Entry to the second year is available. Successful completion of a Foundation Diploma (at Merit grade), a relevant HND or equivalent is required. Applicants will normally be expected to have undertaken these qualifications in addition to having met the entry requirements (Highers, A Levels, IB etc). In some of our less competitive degrees it may be possible to consider applicants presenting ABC (or equivalent) or above at A Level. These must have been achieved in one set of exams, at first attempt.

You must demonstrate a level of English language competency at a level that will enable you to succeed in your studies, regardless of your nationality or country of residence.


For SQA, GCSE and IB students, unless a higher level is specified in the stated entry requirements, a pass is required in English at the following grades or higher:

  • SQA National 5 at C
  • SQA Standard Grade at 3
  • SQA Intermediate 1 at A
  • SQA Intermediate 2 at C
  • GCSE/IGSCE at C or 4
  • Level 2 Certificate Grade C
  • IB Standard Level at 5 (English ab initio is not accepted for entry)

English language tests

We accept the following English language qualifications at the grades specified*:

  • IELTS Academic module overall 6.5 with 5.5 in each component.
  • TOEFL-iBT (including Special Home Edition) 92 or above with 20 in each section. We do not accept TOEFL MyBest Score to meet our English language requirements.
  • Cambridge English: Advanced or Proficiency overall 176 with 162 in each component.
  • Trinity ISE: ISE II with a distinction in all four components.

We also accept a wider range of international qualifications and tests.
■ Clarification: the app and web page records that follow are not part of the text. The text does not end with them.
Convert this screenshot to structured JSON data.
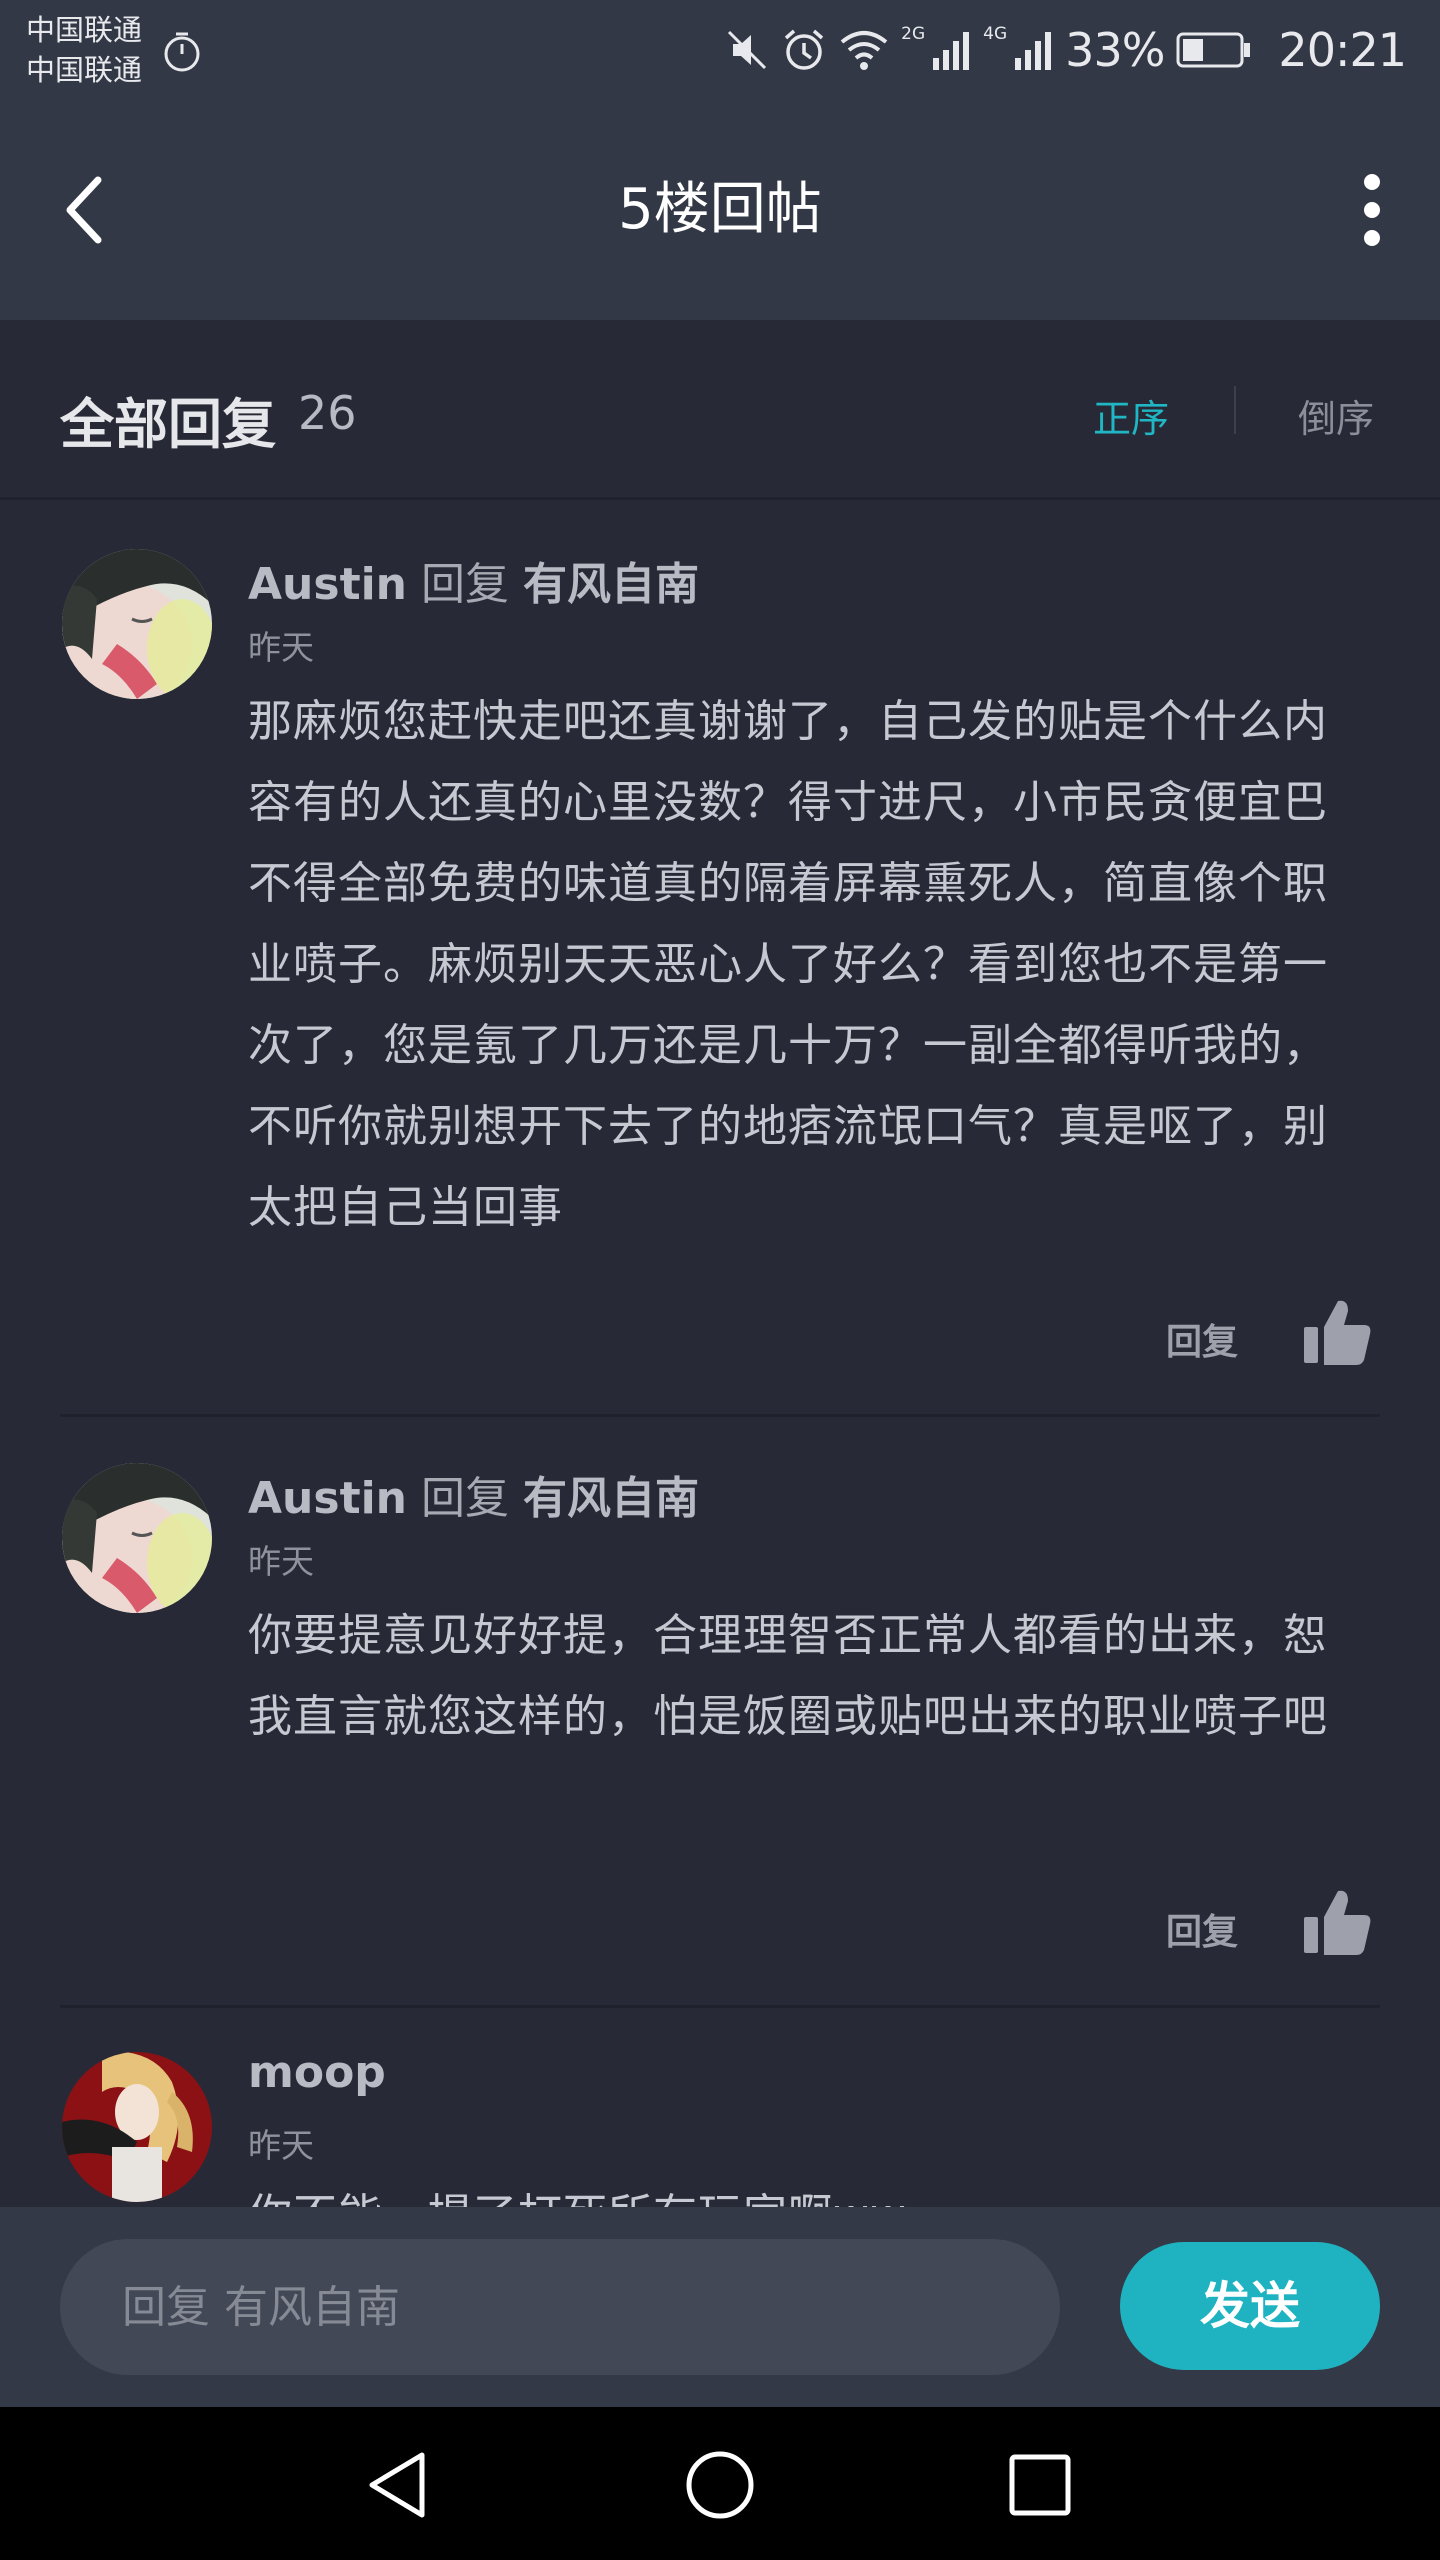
{
  "status_bar": {
    "carrier_1": "中国联通",
    "carrier_2": "中国联通",
    "signal_1_label": "2G",
    "signal_2_label": "4G",
    "battery": "33%",
    "time": "20:21",
    "icons": [
      "stopwatch-icon",
      "mute-icon",
      "alarm-icon",
      "wifi-icon",
      "signal-icon",
      "battery-icon"
    ]
  },
  "header": {
    "title": "5楼回帖",
    "back_icon": "chevron-left-icon",
    "menu_icon": "more-vertical-icon"
  },
  "replies_header": {
    "title": "全部回复",
    "count": "26",
    "sort_asc": "正序",
    "sort_desc": "倒序",
    "active_color": "#20b6c3"
  },
  "comments": [
    {
      "user": "Austin",
      "verb": "回复",
      "target": "有风自南",
      "time": "昨天",
      "body": "那麻烦您赶快走吧还真谢谢了，自己发的贴是个什么内容有的人还真的心里没数？得寸进尺，小市民贪便宜巴不得全部免费的味道真的隔着屏幕熏死人，简直像个职业喷子。麻烦别天天恶心人了好么？看到您也不是第一次了，您是氪了几万还是几十万？一副全都得听我的，不听你就别想开下去了的地痞流氓口气？真是呕了，别太把自己当回事",
      "reply_label": "回复"
    },
    {
      "user": "Austin",
      "verb": "回复",
      "target": "有风自南",
      "time": "昨天",
      "body": "你要提意见好好提，合理理智否正常人都看的出来，恕我直言就您这样的，怕是饭圈或贴吧出来的职业喷子吧",
      "reply_label": "回复"
    },
    {
      "user": "moop",
      "time": "昨天",
      "body": "你不能一提了打死所有玩家啊ww"
    }
  ],
  "input_bar": {
    "placeholder": "回复 有风自南",
    "send_label": "发送",
    "send_color": "#1fb3c1"
  },
  "nav_bar": {
    "icons": [
      "back-triangle-icon",
      "home-circle-icon",
      "recents-square-icon"
    ]
  }
}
English language qualifications must be no more than three and a half years old from the start date of the degree you are applying to study, unless you are using IELTS, TOEFL, or Trinity ISE, in which case it must be no more than two years old.

English language requirements

*(Revised 27 April 2020 to include TOEFL-iBT Special Home Edition.)

This information is part of a government initiative to enhance the material that higher education institutions provide about their degree programmes.

It is one of many sources of information which will enable you to make an informed decision on what and where to study.

Please note that some programmes do not have Discover Uni data available.

Tuition Fees

Tuition fees for BA Photography

Additional costs

Your materials costs will vary, depending on your programme of study and the materials used to make your work. Some programmes will offer fieldwork.

There is no additional contribution required for the teaching costs involved, but for the residential fieldwork and individual field-based projects, you are usually required to cover accommodation, subsistence and the costs of travel to the fieldwork location.

Your actual student contribution depends on the programme involved and the courses selected.


For more information on how much it will cost to study with us and the financial support available see our fees and funding information.

Fees and funding